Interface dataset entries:
------------------------------------------------------------------------
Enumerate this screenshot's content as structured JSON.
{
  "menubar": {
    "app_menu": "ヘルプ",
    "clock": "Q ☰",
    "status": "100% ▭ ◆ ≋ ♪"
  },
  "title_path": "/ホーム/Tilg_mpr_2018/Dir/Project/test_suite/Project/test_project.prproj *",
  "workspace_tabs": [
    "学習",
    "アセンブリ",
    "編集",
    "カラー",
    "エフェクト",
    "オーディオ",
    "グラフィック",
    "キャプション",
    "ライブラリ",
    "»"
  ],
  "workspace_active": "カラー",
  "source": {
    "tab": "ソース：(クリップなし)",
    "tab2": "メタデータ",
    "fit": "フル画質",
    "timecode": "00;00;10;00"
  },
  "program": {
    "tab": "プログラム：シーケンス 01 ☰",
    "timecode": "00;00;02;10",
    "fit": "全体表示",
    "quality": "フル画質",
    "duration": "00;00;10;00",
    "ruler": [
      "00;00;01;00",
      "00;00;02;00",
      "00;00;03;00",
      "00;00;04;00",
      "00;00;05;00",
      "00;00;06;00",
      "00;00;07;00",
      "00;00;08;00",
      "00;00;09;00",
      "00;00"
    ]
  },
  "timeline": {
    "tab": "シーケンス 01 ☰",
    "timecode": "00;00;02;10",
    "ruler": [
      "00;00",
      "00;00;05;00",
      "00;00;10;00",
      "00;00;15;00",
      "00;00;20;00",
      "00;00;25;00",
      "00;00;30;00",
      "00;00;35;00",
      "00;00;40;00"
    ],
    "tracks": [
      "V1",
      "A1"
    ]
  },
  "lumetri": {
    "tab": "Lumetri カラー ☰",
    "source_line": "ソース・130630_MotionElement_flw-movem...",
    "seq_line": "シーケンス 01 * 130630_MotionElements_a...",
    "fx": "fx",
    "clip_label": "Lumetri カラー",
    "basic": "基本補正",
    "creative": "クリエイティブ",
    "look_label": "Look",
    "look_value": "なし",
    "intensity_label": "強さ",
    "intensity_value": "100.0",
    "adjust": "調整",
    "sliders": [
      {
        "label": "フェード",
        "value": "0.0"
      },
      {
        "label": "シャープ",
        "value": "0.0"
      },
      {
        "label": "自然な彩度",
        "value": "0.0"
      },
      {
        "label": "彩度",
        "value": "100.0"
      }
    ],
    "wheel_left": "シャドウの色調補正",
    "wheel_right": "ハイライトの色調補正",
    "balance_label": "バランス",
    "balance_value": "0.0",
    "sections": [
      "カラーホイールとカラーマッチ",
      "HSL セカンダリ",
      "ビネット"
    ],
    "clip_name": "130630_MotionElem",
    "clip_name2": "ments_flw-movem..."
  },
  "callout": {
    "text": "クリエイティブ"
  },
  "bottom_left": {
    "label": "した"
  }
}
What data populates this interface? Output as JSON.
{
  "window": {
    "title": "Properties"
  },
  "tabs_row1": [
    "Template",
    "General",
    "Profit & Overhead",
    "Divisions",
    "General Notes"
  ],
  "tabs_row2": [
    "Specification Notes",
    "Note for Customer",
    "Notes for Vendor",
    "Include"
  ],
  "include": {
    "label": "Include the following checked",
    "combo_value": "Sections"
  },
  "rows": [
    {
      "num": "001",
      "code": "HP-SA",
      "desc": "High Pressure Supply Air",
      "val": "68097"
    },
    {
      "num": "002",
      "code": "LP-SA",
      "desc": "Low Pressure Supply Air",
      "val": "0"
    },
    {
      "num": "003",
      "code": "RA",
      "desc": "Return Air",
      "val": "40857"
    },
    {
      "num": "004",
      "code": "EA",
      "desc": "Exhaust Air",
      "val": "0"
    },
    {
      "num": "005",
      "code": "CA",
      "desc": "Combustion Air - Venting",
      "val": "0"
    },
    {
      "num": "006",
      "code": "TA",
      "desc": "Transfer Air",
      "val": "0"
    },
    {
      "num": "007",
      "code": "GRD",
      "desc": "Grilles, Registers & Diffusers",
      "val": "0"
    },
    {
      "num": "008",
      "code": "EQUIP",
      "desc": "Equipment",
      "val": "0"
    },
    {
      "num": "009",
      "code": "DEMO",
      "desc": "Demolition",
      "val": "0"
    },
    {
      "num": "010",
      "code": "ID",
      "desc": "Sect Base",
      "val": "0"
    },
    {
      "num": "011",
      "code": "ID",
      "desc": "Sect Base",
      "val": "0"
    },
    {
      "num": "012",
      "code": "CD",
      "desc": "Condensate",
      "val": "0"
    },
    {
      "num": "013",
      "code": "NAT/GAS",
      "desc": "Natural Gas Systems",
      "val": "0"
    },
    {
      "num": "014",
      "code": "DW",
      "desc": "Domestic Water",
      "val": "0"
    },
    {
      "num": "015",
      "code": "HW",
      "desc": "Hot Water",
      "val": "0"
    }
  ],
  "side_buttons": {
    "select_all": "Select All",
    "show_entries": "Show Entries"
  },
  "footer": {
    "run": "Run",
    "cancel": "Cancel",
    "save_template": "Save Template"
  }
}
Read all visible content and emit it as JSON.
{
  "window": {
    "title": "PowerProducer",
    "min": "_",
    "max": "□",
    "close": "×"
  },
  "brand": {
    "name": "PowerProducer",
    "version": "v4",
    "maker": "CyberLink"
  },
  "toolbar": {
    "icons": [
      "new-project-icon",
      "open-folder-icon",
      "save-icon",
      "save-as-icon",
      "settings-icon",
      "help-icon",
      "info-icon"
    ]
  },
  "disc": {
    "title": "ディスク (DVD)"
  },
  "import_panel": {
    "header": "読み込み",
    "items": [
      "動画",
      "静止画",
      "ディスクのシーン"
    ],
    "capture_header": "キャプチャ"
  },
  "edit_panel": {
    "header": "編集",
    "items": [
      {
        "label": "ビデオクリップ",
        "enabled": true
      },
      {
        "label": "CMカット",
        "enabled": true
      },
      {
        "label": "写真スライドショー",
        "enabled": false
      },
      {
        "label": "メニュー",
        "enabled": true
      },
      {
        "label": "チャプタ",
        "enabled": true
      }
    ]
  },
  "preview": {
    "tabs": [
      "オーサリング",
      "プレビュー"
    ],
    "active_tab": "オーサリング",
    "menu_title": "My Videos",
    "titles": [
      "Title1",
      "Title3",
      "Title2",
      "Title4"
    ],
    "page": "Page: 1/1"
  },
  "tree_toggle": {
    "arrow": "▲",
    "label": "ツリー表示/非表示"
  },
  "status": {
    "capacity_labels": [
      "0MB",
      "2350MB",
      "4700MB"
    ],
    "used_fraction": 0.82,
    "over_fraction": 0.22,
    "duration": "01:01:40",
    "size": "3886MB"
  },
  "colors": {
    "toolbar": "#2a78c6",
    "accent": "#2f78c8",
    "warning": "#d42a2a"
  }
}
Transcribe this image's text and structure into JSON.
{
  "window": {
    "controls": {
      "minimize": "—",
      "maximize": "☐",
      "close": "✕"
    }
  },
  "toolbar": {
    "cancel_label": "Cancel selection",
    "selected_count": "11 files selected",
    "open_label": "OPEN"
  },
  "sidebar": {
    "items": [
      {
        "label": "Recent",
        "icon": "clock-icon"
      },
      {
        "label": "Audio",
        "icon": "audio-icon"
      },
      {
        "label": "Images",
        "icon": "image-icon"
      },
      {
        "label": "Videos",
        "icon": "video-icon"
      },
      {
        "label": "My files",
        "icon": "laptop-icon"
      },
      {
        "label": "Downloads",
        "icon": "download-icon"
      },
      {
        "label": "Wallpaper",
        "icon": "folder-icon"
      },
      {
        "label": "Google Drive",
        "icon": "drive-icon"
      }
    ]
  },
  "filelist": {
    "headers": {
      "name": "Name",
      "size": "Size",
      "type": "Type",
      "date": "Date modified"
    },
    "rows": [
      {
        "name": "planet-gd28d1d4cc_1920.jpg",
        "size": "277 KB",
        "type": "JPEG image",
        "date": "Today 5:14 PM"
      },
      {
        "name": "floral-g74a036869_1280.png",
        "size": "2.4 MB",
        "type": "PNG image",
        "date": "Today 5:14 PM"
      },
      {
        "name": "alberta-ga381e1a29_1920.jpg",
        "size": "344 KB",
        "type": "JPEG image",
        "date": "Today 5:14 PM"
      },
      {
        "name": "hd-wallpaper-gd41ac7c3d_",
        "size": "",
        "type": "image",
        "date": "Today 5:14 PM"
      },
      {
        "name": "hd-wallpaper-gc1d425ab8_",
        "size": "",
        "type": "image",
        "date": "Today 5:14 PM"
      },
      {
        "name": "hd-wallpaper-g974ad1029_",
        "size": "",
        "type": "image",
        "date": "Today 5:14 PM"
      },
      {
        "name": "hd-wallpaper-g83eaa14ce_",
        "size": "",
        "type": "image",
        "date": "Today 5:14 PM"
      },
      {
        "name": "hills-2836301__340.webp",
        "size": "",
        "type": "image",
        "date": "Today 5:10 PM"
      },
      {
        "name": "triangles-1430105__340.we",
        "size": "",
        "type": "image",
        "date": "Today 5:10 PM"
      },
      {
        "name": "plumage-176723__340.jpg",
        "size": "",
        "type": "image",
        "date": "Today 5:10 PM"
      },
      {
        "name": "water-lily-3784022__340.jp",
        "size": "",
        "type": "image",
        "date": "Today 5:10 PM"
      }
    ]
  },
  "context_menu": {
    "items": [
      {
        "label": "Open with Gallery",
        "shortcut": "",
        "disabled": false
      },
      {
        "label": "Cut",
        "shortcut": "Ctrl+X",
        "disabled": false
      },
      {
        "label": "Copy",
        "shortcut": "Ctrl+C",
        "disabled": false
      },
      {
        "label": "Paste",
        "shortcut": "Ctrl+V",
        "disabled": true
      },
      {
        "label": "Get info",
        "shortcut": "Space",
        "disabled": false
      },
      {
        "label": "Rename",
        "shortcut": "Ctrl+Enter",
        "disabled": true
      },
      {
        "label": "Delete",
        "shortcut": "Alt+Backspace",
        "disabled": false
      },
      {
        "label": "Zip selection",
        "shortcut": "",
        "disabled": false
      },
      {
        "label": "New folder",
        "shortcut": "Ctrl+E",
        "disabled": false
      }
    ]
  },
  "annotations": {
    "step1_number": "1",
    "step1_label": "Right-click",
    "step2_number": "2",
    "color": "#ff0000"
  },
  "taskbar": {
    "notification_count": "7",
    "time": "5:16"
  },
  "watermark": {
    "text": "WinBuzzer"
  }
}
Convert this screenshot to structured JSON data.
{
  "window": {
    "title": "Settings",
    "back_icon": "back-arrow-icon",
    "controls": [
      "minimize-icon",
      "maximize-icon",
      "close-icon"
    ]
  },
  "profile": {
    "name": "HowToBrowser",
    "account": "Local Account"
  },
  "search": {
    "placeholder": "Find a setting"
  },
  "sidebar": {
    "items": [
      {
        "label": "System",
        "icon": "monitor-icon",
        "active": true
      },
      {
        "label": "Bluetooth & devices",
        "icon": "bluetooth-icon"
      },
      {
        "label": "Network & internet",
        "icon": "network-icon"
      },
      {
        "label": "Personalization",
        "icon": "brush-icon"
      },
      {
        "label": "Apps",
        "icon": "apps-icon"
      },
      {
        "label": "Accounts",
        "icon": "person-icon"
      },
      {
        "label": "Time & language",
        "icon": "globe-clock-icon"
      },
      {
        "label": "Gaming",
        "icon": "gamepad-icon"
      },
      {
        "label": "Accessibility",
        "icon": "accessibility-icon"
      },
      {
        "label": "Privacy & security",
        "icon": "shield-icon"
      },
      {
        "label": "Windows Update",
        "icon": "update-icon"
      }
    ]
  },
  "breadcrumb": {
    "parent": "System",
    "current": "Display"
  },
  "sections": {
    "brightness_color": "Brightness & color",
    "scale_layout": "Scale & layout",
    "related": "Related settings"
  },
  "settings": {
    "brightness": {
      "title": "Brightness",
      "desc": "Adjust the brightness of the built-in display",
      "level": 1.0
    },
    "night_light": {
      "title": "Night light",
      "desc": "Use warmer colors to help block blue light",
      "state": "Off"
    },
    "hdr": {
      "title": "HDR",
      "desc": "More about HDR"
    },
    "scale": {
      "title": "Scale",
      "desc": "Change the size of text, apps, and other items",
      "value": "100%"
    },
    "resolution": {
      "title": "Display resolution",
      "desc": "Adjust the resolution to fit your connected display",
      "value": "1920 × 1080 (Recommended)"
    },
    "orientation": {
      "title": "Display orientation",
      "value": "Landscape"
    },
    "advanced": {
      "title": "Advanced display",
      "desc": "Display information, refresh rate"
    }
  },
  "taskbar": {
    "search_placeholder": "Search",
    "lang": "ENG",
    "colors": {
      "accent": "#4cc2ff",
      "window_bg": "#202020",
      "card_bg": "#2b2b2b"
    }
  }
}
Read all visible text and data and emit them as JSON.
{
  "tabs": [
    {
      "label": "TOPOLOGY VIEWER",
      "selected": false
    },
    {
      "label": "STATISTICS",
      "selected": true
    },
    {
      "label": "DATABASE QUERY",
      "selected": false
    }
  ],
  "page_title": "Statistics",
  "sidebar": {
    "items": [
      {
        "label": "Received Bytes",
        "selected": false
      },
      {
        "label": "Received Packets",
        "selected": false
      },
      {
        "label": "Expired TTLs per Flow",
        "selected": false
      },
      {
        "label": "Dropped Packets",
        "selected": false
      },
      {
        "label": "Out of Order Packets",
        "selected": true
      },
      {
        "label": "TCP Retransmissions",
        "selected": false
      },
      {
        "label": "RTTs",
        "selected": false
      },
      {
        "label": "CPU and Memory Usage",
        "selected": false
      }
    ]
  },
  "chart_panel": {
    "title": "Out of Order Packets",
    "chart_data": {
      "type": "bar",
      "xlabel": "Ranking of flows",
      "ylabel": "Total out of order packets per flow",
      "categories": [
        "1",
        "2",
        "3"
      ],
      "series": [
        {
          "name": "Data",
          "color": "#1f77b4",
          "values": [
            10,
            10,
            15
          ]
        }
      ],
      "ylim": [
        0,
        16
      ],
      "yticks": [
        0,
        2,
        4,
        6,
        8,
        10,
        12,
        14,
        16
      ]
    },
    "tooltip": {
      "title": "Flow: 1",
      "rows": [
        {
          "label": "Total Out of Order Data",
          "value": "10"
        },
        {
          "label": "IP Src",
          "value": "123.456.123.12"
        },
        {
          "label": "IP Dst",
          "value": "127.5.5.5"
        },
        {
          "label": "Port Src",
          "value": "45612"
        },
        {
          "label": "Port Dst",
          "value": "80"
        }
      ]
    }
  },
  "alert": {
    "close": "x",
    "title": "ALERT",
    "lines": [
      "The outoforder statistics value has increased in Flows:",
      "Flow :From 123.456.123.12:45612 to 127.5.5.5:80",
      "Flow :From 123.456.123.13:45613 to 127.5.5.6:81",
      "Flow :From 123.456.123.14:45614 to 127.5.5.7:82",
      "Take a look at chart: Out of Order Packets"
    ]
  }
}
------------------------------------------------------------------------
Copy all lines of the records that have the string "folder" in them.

      "open-folder-icon",
        "icon": "folder-icon"
        "label": "New folder",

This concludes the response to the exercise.